The Macau Government will work even harder to develop and preserve the Maritime Silk Road, Leong Wai Man, Deputy Director of the Cultural Affairs Bureau, pledged to a symposium Wednesday evening. Her comment was made during the closing address on the bureau’s behalf.
Leong also recalled that Macau has been a crucial part of national level events related to the preservation of the Maritime Silk Road since 2015. The city has been admitted to a coalition working to preserve the road.
The symposium has built a foundation on which future work on the Maritime Silk Road can be conducted. “Macau will continue to be the bridge and an important point on the Maritime Silk Road,” the deputy director said.
The International Symposium of the Maritime Silk Road was held on Wednesday, featuring presentations by experts and professionals from as far as Singapore.
It also saw the signing of a cooperation agreement, in reference to the Agreement on Facilitating Heritage Conservation & the World Heritage List Nomination of Maritime Silk Road
This high-level agreement serves to assist further cooperation in the field of cultural heritage for the Maritime Silk Road, reinforcing the preservation of the cultural heritage and facilitating its nomination for inscription on the World Heritage List.
It was held to facilitate the nomination of the Maritime Silk Road for inscription on the World Heritage List and to deepen the foundation for academic research on its universal value and conservation.
Being held in Macau, the symposium was also an occasion to introduce Macau’s position and value to the Maritime Silk Road. As such, a presentation on Macau was given by Kuan Chon Hong, senior technician in cultural heritage research and planning at the Cultural Affairs Bureau.
The senior technician started his presentation by showing 22 old maps of Macau, drawn by British cartographers. The maps recorded the entire area of China. These maps show that Macau, in that period, was prominent in the Western perspective.
The city is strategically located in the middle of the Maritime Silk Road
The city is strategically located in the middle of the Maritime Silk Road. According to Kuan, Westerners back then would understand China through Macau. In other words, their knowledge of China was obtained from Macau.
Afterwards, he showed another world map, drawn by a Jesuit priest, which shows maritime routes that ended in Macau. The maps were used to highlight both the historical closeness that Macau possessed, and still possesses, with the Maritime Silk Road.
Kuan later introduced the origin of road and roadmaps in Macau. He said that the earliest roads in Macau dispersed from the earliest pier, or berth.
The reason behind this was not mysterious, for both cargo and passengers needed roads that led them away from the pier.

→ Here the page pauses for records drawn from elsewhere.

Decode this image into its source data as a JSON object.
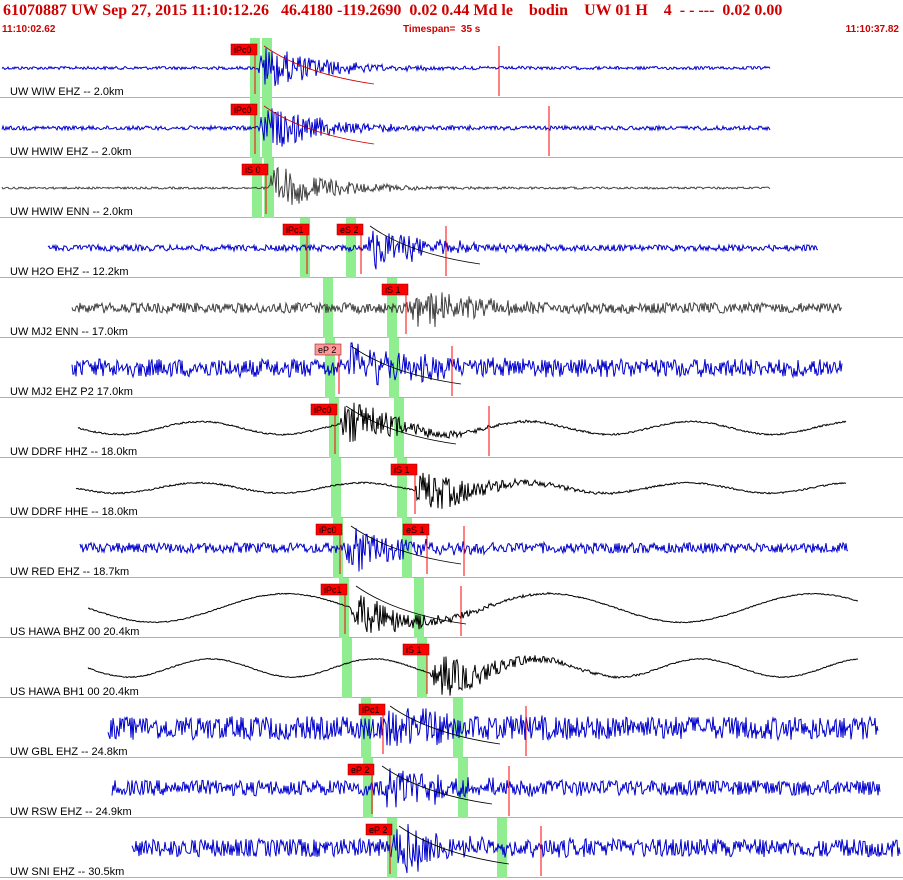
{
  "header": {
    "title": "61070887 UW Sep 27, 2015 11:10:12.26   46.4180 -119.2690  0.02 0.44 Md le    bodin    UW 01 H    4  - - ---  0.02 0.00",
    "time_start": "11:10:02.62",
    "timespan": "Timespan=  35 s",
    "time_end": "11:10:37.82"
  },
  "colors": {
    "header_text": "#d00000",
    "trace_blue": "#0000cc",
    "trace_gray": "#404040",
    "trace_black": "#000000",
    "pick_flag": "#ff0000",
    "pick_flag_emergent": "#ff9999",
    "pick_window": "#90ee90",
    "coda_line": "#000000",
    "separator": "#b0b0b0"
  },
  "traces": [
    {
      "label": "UW WIW EHZ -- 2.0km",
      "color": "trace_blue",
      "noise": 0.06,
      "long_period": 0,
      "picks": [
        {
          "label": "iPc0",
          "emergent": false
        }
      ],
      "coda": true
    },
    {
      "label": "UW HWIW EHZ -- 2.0km",
      "color": "trace_blue",
      "noise": 0.08,
      "long_period": 0,
      "picks": [
        {
          "label": "iPc0",
          "emergent": false
        }
      ],
      "coda": true
    },
    {
      "label": "UW HWIW ENN -- 2.0km",
      "color": "trace_gray",
      "noise": 0.04,
      "long_period": 0,
      "picks": [
        {
          "label": "iS 0",
          "emergent": false
        }
      ],
      "coda": false
    },
    {
      "label": "UW H2O EHZ -- 12.2km",
      "color": "trace_blue",
      "noise": 0.12,
      "long_period": 0,
      "picks": [
        {
          "label": "iPc1",
          "emergent": false
        },
        {
          "label": "eS 2",
          "emergent": false
        }
      ],
      "coda": true
    },
    {
      "label": "UW MJ2 ENN -- 17.0km",
      "color": "trace_gray",
      "noise": 0.2,
      "long_period": 0,
      "picks": [
        {
          "label": "iS 1",
          "emergent": false
        }
      ],
      "coda": false
    },
    {
      "label": "UW MJ2 EHZ P2 17.0km",
      "color": "trace_blue",
      "noise": 0.35,
      "long_period": 0,
      "picks": [
        {
          "label": "eP 2",
          "emergent": true
        }
      ],
      "coda": true
    },
    {
      "label": "UW DDRF HHZ -- 18.0km",
      "color": "trace_black",
      "noise": 0.03,
      "long_period": 0.25,
      "picks": [
        {
          "label": "iPc0",
          "emergent": false
        }
      ],
      "coda": true
    },
    {
      "label": "UW DDRF HHE -- 18.0km",
      "color": "trace_black",
      "noise": 0.03,
      "long_period": 0.2,
      "picks": [
        {
          "label": "iS 1",
          "emergent": false
        }
      ],
      "coda": false
    },
    {
      "label": "UW RED EHZ -- 18.7km",
      "color": "trace_blue",
      "noise": 0.2,
      "long_period": 0,
      "picks": [
        {
          "label": "iPc0",
          "emergent": false
        },
        {
          "label": "eS 1",
          "emergent": false
        }
      ],
      "coda": true
    },
    {
      "label": "US HAWA BHZ 00 20.4km",
      "color": "trace_black",
      "noise": 0.02,
      "long_period": 0.55,
      "picks": [
        {
          "label": "iPc1",
          "emergent": false
        }
      ],
      "coda": true
    },
    {
      "label": "US HAWA BH1 00 20.4km",
      "color": "trace_black",
      "noise": 0.02,
      "long_period": 0.35,
      "picks": [
        {
          "label": "iS 1",
          "emergent": false
        }
      ],
      "coda": false
    },
    {
      "label": "UW GBL EHZ -- 24.8km",
      "color": "trace_blue",
      "noise": 0.45,
      "long_period": 0,
      "picks": [
        {
          "label": "iPc1",
          "emergent": false
        }
      ],
      "coda": true
    },
    {
      "label": "UW RSW EHZ -- 24.9km",
      "color": "trace_blue",
      "noise": 0.3,
      "long_period": 0,
      "picks": [
        {
          "label": "eP 2",
          "emergent": false
        }
      ],
      "coda": true
    },
    {
      "label": "UW SNI EHZ -- 30.5km",
      "color": "trace_blue",
      "noise": 0.35,
      "long_period": 0,
      "picks": [
        {
          "label": "eP 2",
          "emergent": false
        }
      ],
      "coda": true
    }
  ]
}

Macau was a fishing village in the south of China. Originally the planning of the city was very Chinese, with a lot of details hinting at the characteristics of Feng Shui.
When the Portuguese first arrived in Macau, they did not build city walls. They tried to do business with the Chinese. The reason behind this was that “the Portuguese found invading China was not an option,” explained Kuan, “unlike their existence in other places.” The arrival of the Portuguese in Macau was rather peaceful. They asked the Ming dynasty government if they could stay and trade in Macau.
Only when their business progressed and expanded well did the Portuguese realised that a fortresses and walls were crucial. Their business had captured the eyes of the Dutch, who had invaded Macau several times. Indeed, the name of the Macau car racing circuit, Guia, was the name of the Dutch invaders.
The Portuguese then built walls to surround their residences. This has eventually affected Macau’s planning to today. From current maps of Macau, it can be seen that walls were built surrounding fortresses.
Kuan further explained that the Maritime Silk Road has brought in most people from around the world “for spices and for souls.” This slang vividly explains navigators’ aims in Macau. People who came to Macau included traders and missionaries.
The current Old Protestant Cemetery and traces of Kraak porcelain are proof of the presence of the British and Muslims in Macau. Kuan concluded that Macau was a prominent part of the Maritime Silk Road.
During the symposium, the Secretary-General of the International Council on Monuments and Sites (ICOMOS), Peter Philips, referred to the Convention concerning the Protection of the World Cultural and Natural Heritage as a starting point and mentioned the conditions, the significance and the importance of the nomination of the Maritime Silk Road for inscription on the World Heritage List.
The president of the Chinese Academy of Cultural Heritage, Chai Xiaoming, analysed and elaborated further on the Maritime Silk Road system from various perspectives.
Associate Professor Jun Kimura from Tokai University in Japan presented research results on the archaeological heritage of trade along the Maritime Silk Road.
Wan Ming, a researcher from the Institute of History of the Chinese Academy of Social Sciences, shared his research findings on the rise of Macau and on the maritime silver road. The symposium was co-presented by the Secretariat for Social Affairs & Culture, and the National Cultural Heritage Administration of China.